__EXERCISE PROMPT__.
Should a line below contain the word "JSON", report it.

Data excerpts

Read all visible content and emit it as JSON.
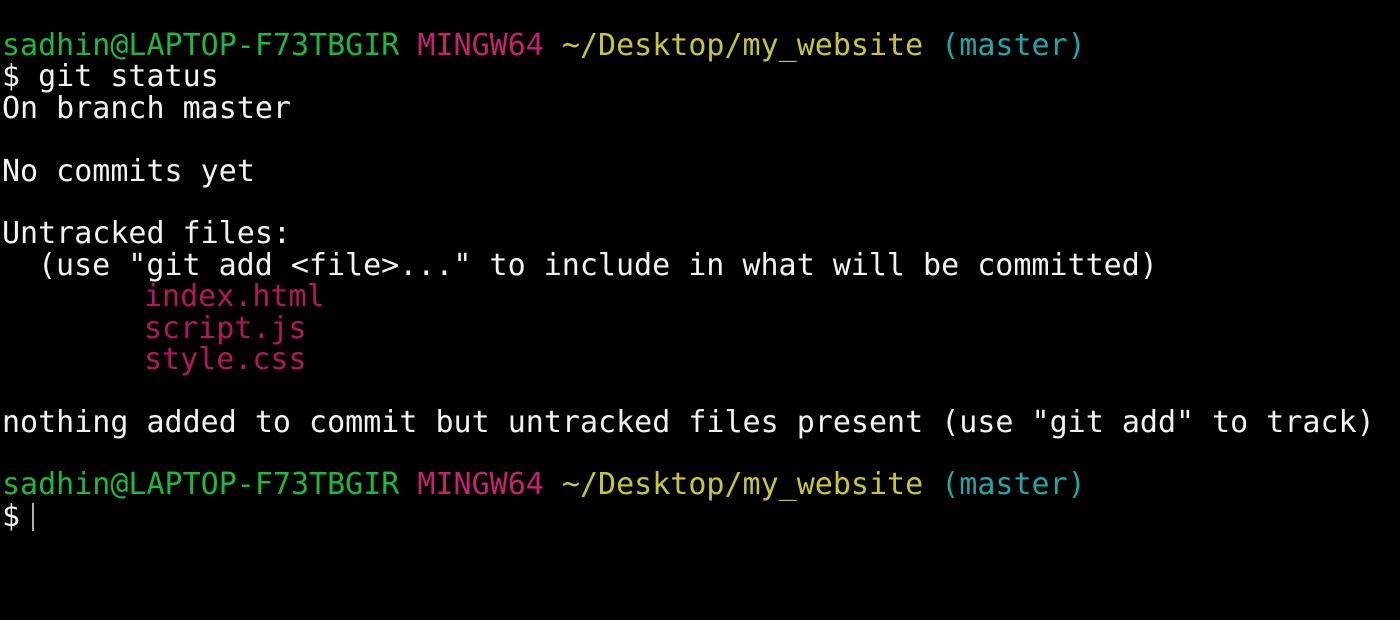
{
  "colors": {
    "background": "#000000",
    "text": "#f2f2f2",
    "user_host": "#20b83a",
    "shell_name": "#c2246e",
    "path": "#c6c63a",
    "branch": "#25a6a6",
    "untracked_file": "#b3185c"
  },
  "prompt": {
    "user_host": "sadhin@LAPTOP-F73TBGIR",
    "shell": "MINGW64",
    "path": "~/Desktop/my_website",
    "branch": "(master)",
    "symbol": "$"
  },
  "command": "git status",
  "output": {
    "branch_line": "On branch master",
    "commits_line": "No commits yet",
    "untracked_header": "Untracked files:",
    "hint": "(use \"git add <file>...\" to include in what will be committed)",
    "files": [
      "index.html",
      "script.js",
      "style.css"
    ],
    "summary": "nothing added to commit but untracked files present (use \"git add\" to track)"
  }
}
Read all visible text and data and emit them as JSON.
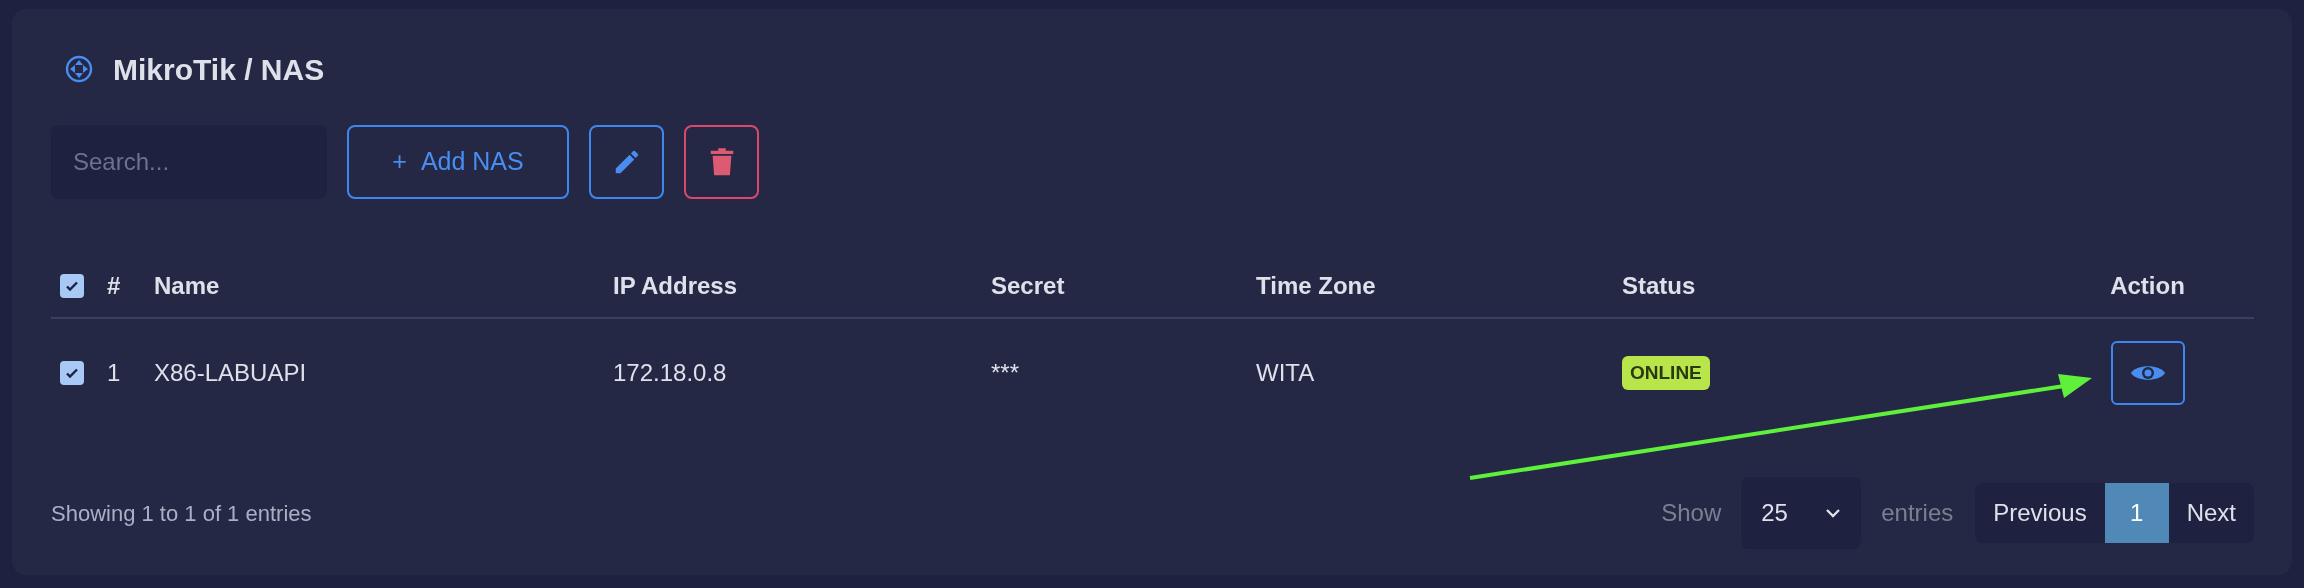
{
  "title": "MikroTik / NAS",
  "toolbar": {
    "search": {
      "placeholder": "Search..."
    },
    "add_button": {
      "icon": "+",
      "label": "Add NAS"
    }
  },
  "table": {
    "select_all_checked": true,
    "columns": [
      "#",
      "Name",
      "IP Address",
      "Secret",
      "Time Zone",
      "Status",
      "Action"
    ],
    "rows": [
      {
        "checked": true,
        "number": "1",
        "name": "X86-LABUAPI",
        "ip": "172.18.0.8",
        "secret": "***",
        "time_zone": "WITA",
        "status": "ONLINE"
      }
    ]
  },
  "footer": {
    "info": "Showing 1 to 1 of 1 entries",
    "show_label": "Show",
    "page_size": "25",
    "entries_label": "entries",
    "pagination": [
      {
        "label": "Previous",
        "selected": false
      },
      {
        "label": "1",
        "selected": true
      },
      {
        "label": "Next",
        "selected": false
      }
    ]
  }
}
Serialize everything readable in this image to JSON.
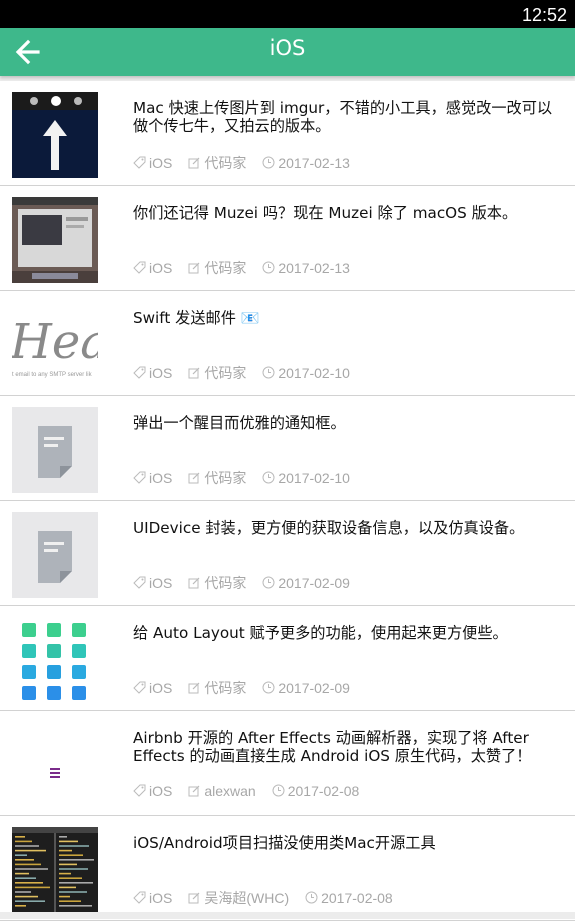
{
  "status_bar": {
    "time": "12:52"
  },
  "app_bar": {
    "title": "iOS",
    "back_icon": "arrow-left-icon",
    "background": "#3eb88b"
  },
  "meta_icons": {
    "tag": "tag-icon",
    "author": "edit-icon",
    "date": "clock-icon"
  },
  "items": [
    {
      "title": "Mac 快速上传图片到 imgur，不错的小工具，感觉改一改可以做个传七牛，又拍云的版本。",
      "tag": "iOS",
      "author": "代码家",
      "date": "2017-02-13",
      "thumb": "upload-arrow"
    },
    {
      "title": "你们还记得 Muzei 吗？现在 Muzei 除了 macOS 版本。",
      "tag": "iOS",
      "author": "代码家",
      "date": "2017-02-13",
      "thumb": "screenshot"
    },
    {
      "title": "Swift 发送邮件 📧",
      "tag": "iOS",
      "author": "代码家",
      "date": "2017-02-10",
      "thumb": "hea",
      "thumb_text": "Hea",
      "thumb_caption": "t email to any SMTP server lik"
    },
    {
      "title": "弹出一个醒目而优雅的通知框。",
      "tag": "iOS",
      "author": "代码家",
      "date": "2017-02-10",
      "thumb": "doc"
    },
    {
      "title": "UIDevice 封装，更方便的获取设备信息，以及仿真设备。",
      "tag": "iOS",
      "author": "代码家",
      "date": "2017-02-09",
      "thumb": "doc"
    },
    {
      "title": "给 Auto Layout 赋予更多的功能，使用起来更方便些。",
      "tag": "iOS",
      "author": "代码家",
      "date": "2017-02-09",
      "thumb": "grid"
    },
    {
      "title": "Airbnb 开源的 After Effects 动画解析器，实现了将 After Effects 的动画直接生成 Android iOS 原生代码，太赞了！",
      "tag": "iOS",
      "author": "alexwan",
      "date": "2017-02-08",
      "thumb": "menu"
    },
    {
      "title": "iOS/Android项目扫描没使用类Mac开源工具",
      "tag": "iOS",
      "author": "吴海超(WHC)",
      "date": "2017-02-08",
      "thumb": "code"
    }
  ]
}
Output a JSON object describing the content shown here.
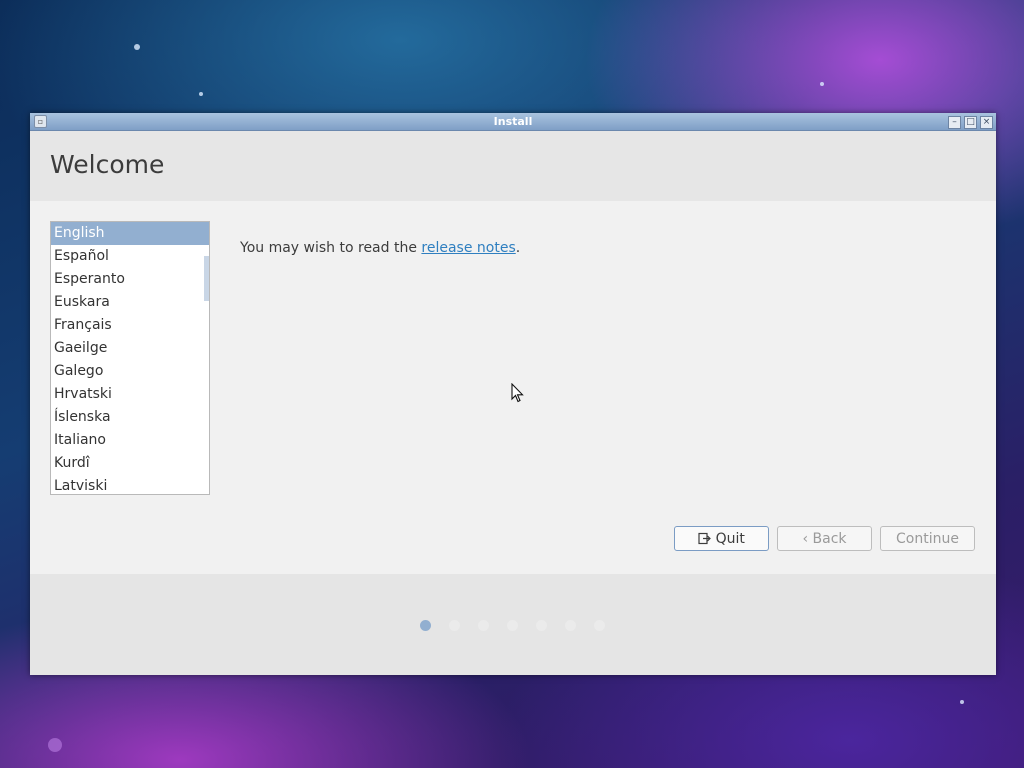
{
  "window": {
    "title": "Install",
    "controls": [
      "minimize",
      "maximize",
      "close"
    ]
  },
  "header": {
    "title": "Welcome"
  },
  "languages": [
    "English",
    "Español",
    "Esperanto",
    "Euskara",
    "Français",
    "Gaeilge",
    "Galego",
    "Hrvatski",
    "Íslenska",
    "Italiano",
    "Kurdî",
    "Latviski"
  ],
  "selected_language": "English",
  "notes": {
    "prefix": "You may wish to read the ",
    "link": "release notes",
    "suffix": "."
  },
  "buttons": {
    "quit": "Quit",
    "back": "Back",
    "continue": "Continue"
  },
  "progress": {
    "steps": 7,
    "current": 1
  },
  "colors": {
    "accent": "#92afd0",
    "link": "#2f7fc0",
    "titlebar": "#8fadd0"
  },
  "icons": {
    "app": "app-icon",
    "minimize": "minimize-icon",
    "maximize": "maximize-icon",
    "close": "close-icon",
    "quit": "exit-icon",
    "back": "chevron-left-icon"
  }
}
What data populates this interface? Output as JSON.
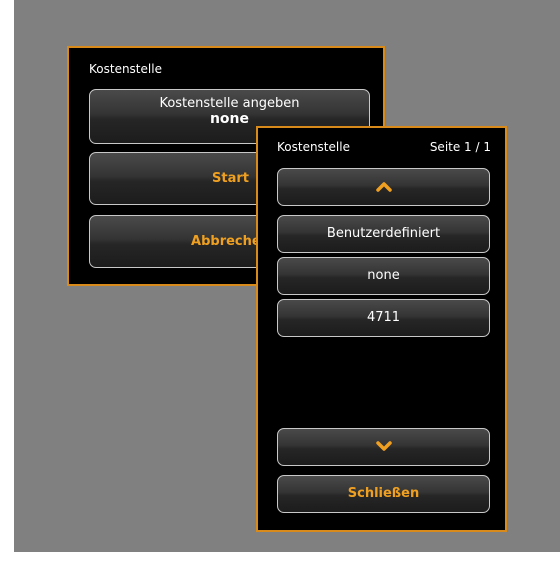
{
  "back_dialog": {
    "title": "Kostenstelle",
    "cost_center_button": {
      "label": "Kostenstelle angeben",
      "value": "none"
    },
    "start_label": "Start",
    "cancel_label": "Abbrechen"
  },
  "front_dialog": {
    "title": "Kostenstelle",
    "page_indicator": "Seite 1 / 1",
    "scroll_up_icon": "chevron-up-icon",
    "items": [
      {
        "label": "Benutzerdefiniert"
      },
      {
        "label": "none"
      },
      {
        "label": "4711"
      }
    ],
    "scroll_down_icon": "chevron-down-icon",
    "close_label": "Schließen"
  },
  "colors": {
    "accent": "#f0a020",
    "panel_border": "#d88a1a",
    "panel_bg": "#000000",
    "backdrop": "#808080"
  }
}
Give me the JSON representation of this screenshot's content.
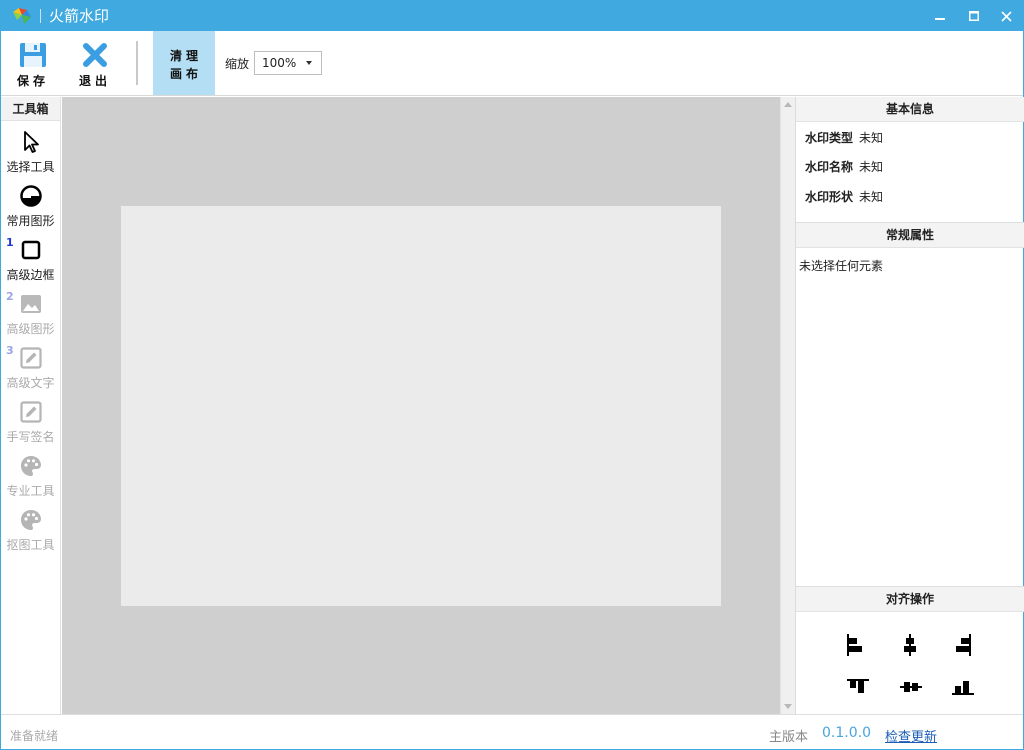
{
  "colors": {
    "accent": "#3fa9e0",
    "canvas_bg": "#cfcfcf",
    "paper": "#ebebeb",
    "active_tool_bg": "#b3def3"
  },
  "titlebar": {
    "title": "火箭水印"
  },
  "toolbar": {
    "save_label": "保存",
    "exit_label": "退出",
    "clear_line1": "清理",
    "clear_line2": "画布",
    "zoom_label": "缩放",
    "zoom_value": "100%"
  },
  "toolbox": {
    "header": "工具箱",
    "tools": [
      {
        "label": "选择工具",
        "icon": "cursor-icon",
        "number": "",
        "enabled": true
      },
      {
        "label": "常用图形",
        "icon": "shape-circle-icon",
        "number": "",
        "enabled": true
      },
      {
        "label": "高级边框",
        "icon": "square-frame-icon",
        "number": "1",
        "enabled": true
      },
      {
        "label": "高级图形",
        "icon": "image-icon",
        "number": "2",
        "enabled": false
      },
      {
        "label": "高级文字",
        "icon": "edit-icon",
        "number": "3",
        "enabled": false
      },
      {
        "label": "手写签名",
        "icon": "edit-icon",
        "number": "",
        "enabled": false
      },
      {
        "label": "专业工具",
        "icon": "palette-icon",
        "number": "",
        "enabled": false
      },
      {
        "label": "抠图工具",
        "icon": "palette-icon",
        "number": "",
        "enabled": false
      }
    ]
  },
  "right_panel": {
    "basic_info": {
      "title": "基本信息",
      "rows": [
        {
          "key": "水印类型",
          "value": "未知"
        },
        {
          "key": "水印名称",
          "value": "未知"
        },
        {
          "key": "水印形状",
          "value": "未知"
        }
      ]
    },
    "general_props": {
      "title": "常规属性",
      "empty_text": "未选择任何元素"
    },
    "align": {
      "title": "对齐操作",
      "buttons": [
        "align-left-icon",
        "align-center-horizontal-icon",
        "align-right-icon",
        "align-top-icon",
        "align-middle-vertical-icon",
        "align-bottom-icon"
      ]
    }
  },
  "statusbar": {
    "status": "准备就绪",
    "version_label": "主版本",
    "version": "0.1.0.0",
    "check_update": "检查更新"
  }
}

__TASK RESULT__.
Read all visible content and emit it as JSON.
Read all visible text and data and emit them as JSON.
Serialize everything readable in this image to JSON.
Output a JSON object describing the content shown here.
What data populates this interface? Output as JSON.
Give me the JSON representation of this screenshot's content.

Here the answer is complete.